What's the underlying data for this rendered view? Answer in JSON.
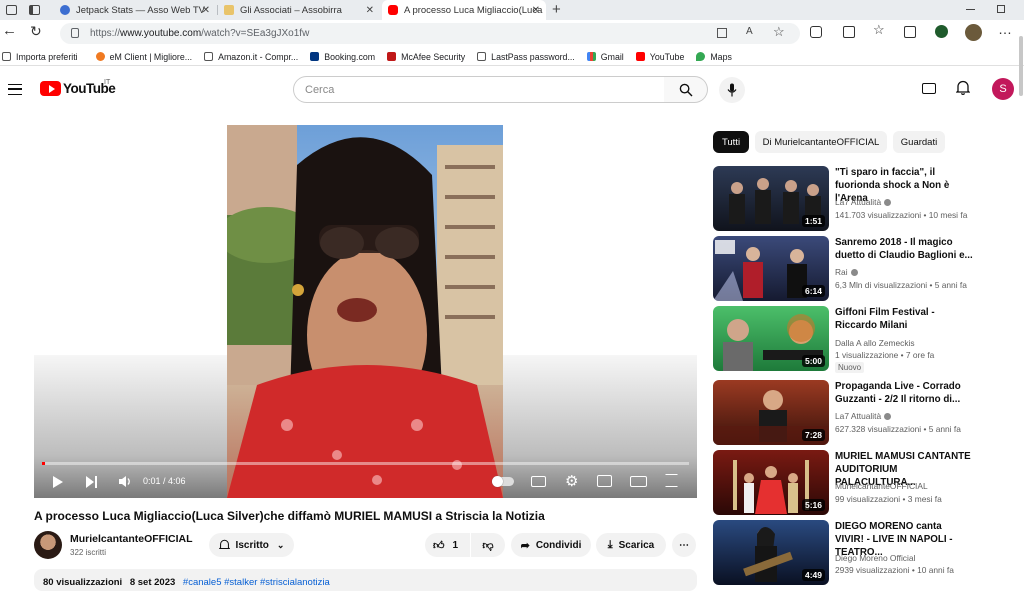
{
  "browser": {
    "tabs": [
      {
        "title": "Jetpack Stats — Asso Web TV",
        "icon_color": "#3c6ed1"
      },
      {
        "title": "Gli Associati – Assobirra",
        "icon_color": "#e9c46a"
      },
      {
        "title": "A processo Luca Migliaccio(Luca",
        "icon_color": "#ff0000"
      }
    ],
    "url_prefix": "https://",
    "url_host": "www.youtube.com",
    "url_path": "/watch?v=SEa3gJXo1fw",
    "bookmarks": [
      {
        "label": "Importa preferiti",
        "icon": "import-icon"
      },
      {
        "label": "eM Client | Migliore...",
        "icon": "emclient-icon"
      },
      {
        "label": "Amazon.it - Compr...",
        "icon": "page-icon"
      },
      {
        "label": "Booking.com",
        "icon": "booking-icon"
      },
      {
        "label": "McAfee Security",
        "icon": "mcafee-icon"
      },
      {
        "label": "LastPass password...",
        "icon": "page-icon"
      },
      {
        "label": "Gmail",
        "icon": "gmail-icon"
      },
      {
        "label": "YouTube",
        "icon": "youtube-icon"
      },
      {
        "label": "Maps",
        "icon": "maps-icon"
      }
    ]
  },
  "youtube": {
    "logo": "YouTube",
    "country": "IT",
    "search_placeholder": "Cerca",
    "avatar_letter": "S",
    "player": {
      "time": "0:01 / 4:06",
      "progress": 0.004
    },
    "video": {
      "title": "A processo Luca Migliaccio(Luca Silver)che diffamò MURIEL MAMUSI a Striscia la Notizia",
      "channel": "MurielcantanteOFFICIAL",
      "subscribers": "322 iscritti",
      "subscribe_label": "Iscritto",
      "likes": "1",
      "share_label": "Condividi",
      "download_label": "Scarica",
      "views": "80 visualizzazioni",
      "date": "8 set 2023",
      "hashtags": "#canale5 #stalker #striscialanotizia"
    },
    "chips": [
      "Tutti",
      "Di MurielcantanteOFFICIAL",
      "Guardati"
    ],
    "recommendations": [
      {
        "title": "\"Ti sparo in faccia\", il fuorionda shock a Non è l'Arena",
        "channel": "La7 Attualità",
        "verified": true,
        "meta": "141.703 visualizzazioni • 10 mesi fa",
        "duration": "1:51",
        "thumb_color": "#1b1f2e"
      },
      {
        "title": "Sanremo 2018 - Il magico duetto di Claudio Baglioni e...",
        "channel": "Rai",
        "verified": true,
        "meta": "6,3 Mln di visualizzazioni • 5 anni fa",
        "duration": "6:14",
        "thumb_color": "#2a3150"
      },
      {
        "title": "Giffoni Film Festival - Riccardo Milani",
        "channel": "Dalla A allo Zemeckis",
        "verified": false,
        "meta": "1 visualizzazione • 7 ore fa",
        "badge": "Nuovo",
        "duration": "5:00",
        "thumb_color": "#3aa35a"
      },
      {
        "title": "Propaganda Live - Corrado Guzzanti - 2/2 Il ritorno di...",
        "channel": "La7 Attualità",
        "verified": true,
        "meta": "627.328 visualizzazioni • 5 anni fa",
        "duration": "7:28",
        "thumb_color": "#7a2a1c"
      },
      {
        "title": "MURIEL MAMUSI CANTANTE AUDITORIUM PALACULTURA...",
        "channel": "MurielcantanteOFFICIAL",
        "verified": false,
        "meta": "99 visualizzazioni • 3 mesi fa",
        "duration": "5:16",
        "thumb_color": "#5a1410"
      },
      {
        "title": "DIEGO MORENO canta VIVIR! - LIVE IN NAPOLI - TEATRO...",
        "channel": "Diego Moreno Official",
        "verified": false,
        "meta": "2939 visualizzazioni • 10 anni fa",
        "duration": "4:49",
        "thumb_color": "#12203a"
      }
    ]
  }
}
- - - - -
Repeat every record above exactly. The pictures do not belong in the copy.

What's the underlying data for this rendered view? Answer in JSON.
{
  "browser": {
    "tabs": [
      {
        "title": "Jetpack Stats — Asso Web TV",
        "icon_color": "#3c6ed1"
      },
      {
        "title": "Gli Associati – Assobirra",
        "icon_color": "#e9c46a"
      },
      {
        "title": "A processo Luca Migliaccio(Luca",
        "icon_color": "#ff0000"
      }
    ],
    "url_prefix": "https://",
    "url_host": "www.youtube.com",
    "url_path": "/watch?v=SEa3gJXo1fw",
    "bookmarks": [
      {
        "label": "Importa preferiti",
        "icon": "import-icon"
      },
      {
        "label": "eM Client | Migliore...",
        "icon": "emclient-icon"
      },
      {
        "label": "Amazon.it - Compr...",
        "icon": "page-icon"
      },
      {
        "label": "Booking.com",
        "icon": "booking-icon"
      },
      {
        "label": "McAfee Security",
        "icon": "mcafee-icon"
      },
      {
        "label": "LastPass password...",
        "icon": "page-icon"
      },
      {
        "label": "Gmail",
        "icon": "gmail-icon"
      },
      {
        "label": "YouTube",
        "icon": "youtube-icon"
      },
      {
        "label": "Maps",
        "icon": "maps-icon"
      }
    ]
  },
  "youtube": {
    "logo": "YouTube",
    "country": "IT",
    "search_placeholder": "Cerca",
    "avatar_letter": "S",
    "player": {
      "time": "0:01 / 4:06",
      "progress": 0.004
    },
    "video": {
      "title": "A processo Luca Migliaccio(Luca Silver)che diffamò MURIEL MAMUSI a Striscia la Notizia",
      "channel": "MurielcantanteOFFICIAL",
      "subscribers": "322 iscritti",
      "subscribe_label": "Iscritto",
      "likes": "1",
      "share_label": "Condividi",
      "download_label": "Scarica",
      "views": "80 visualizzazioni",
      "date": "8 set 2023",
      "hashtags": "#canale5 #stalker #striscialanotizia"
    },
    "chips": [
      "Tutti",
      "Di MurielcantanteOFFICIAL",
      "Guardati"
    ],
    "recommendations": [
      {
        "title": "\"Ti sparo in faccia\", il fuorionda shock a Non è l'Arena",
        "channel": "La7 Attualità",
        "verified": true,
        "meta": "141.703 visualizzazioni • 10 mesi fa",
        "duration": "1:51",
        "thumb_color": "#1b1f2e"
      },
      {
        "title": "Sanremo 2018 - Il magico duetto di Claudio Baglioni e...",
        "channel": "Rai",
        "verified": true,
        "meta": "6,3 Mln di visualizzazioni • 5 anni fa",
        "duration": "6:14",
        "thumb_color": "#2a3150"
      },
      {
        "title": "Giffoni Film Festival - Riccardo Milani",
        "channel": "Dalla A allo Zemeckis",
        "verified": false,
        "meta": "1 visualizzazione • 7 ore fa",
        "badge": "Nuovo",
        "duration": "5:00",
        "thumb_color": "#3aa35a"
      },
      {
        "title": "Propaganda Live - Corrado Guzzanti - 2/2 Il ritorno di...",
        "channel": "La7 Attualità",
        "verified": true,
        "meta": "627.328 visualizzazioni • 5 anni fa",
        "duration": "7:28",
        "thumb_color": "#7a2a1c"
      },
      {
        "title": "MURIEL MAMUSI CANTANTE AUDITORIUM PALACULTURA...",
        "channel": "MurielcantanteOFFICIAL",
        "verified": false,
        "meta": "99 visualizzazioni • 3 mesi fa",
        "duration": "5:16",
        "thumb_color": "#5a1410"
      },
      {
        "title": "DIEGO MORENO canta VIVIR! - LIVE IN NAPOLI - TEATRO...",
        "channel": "Diego Moreno Official",
        "verified": false,
        "meta": "2939 visualizzazioni • 10 anni fa",
        "duration": "4:49",
        "thumb_color": "#12203a"
      }
    ]
  }
}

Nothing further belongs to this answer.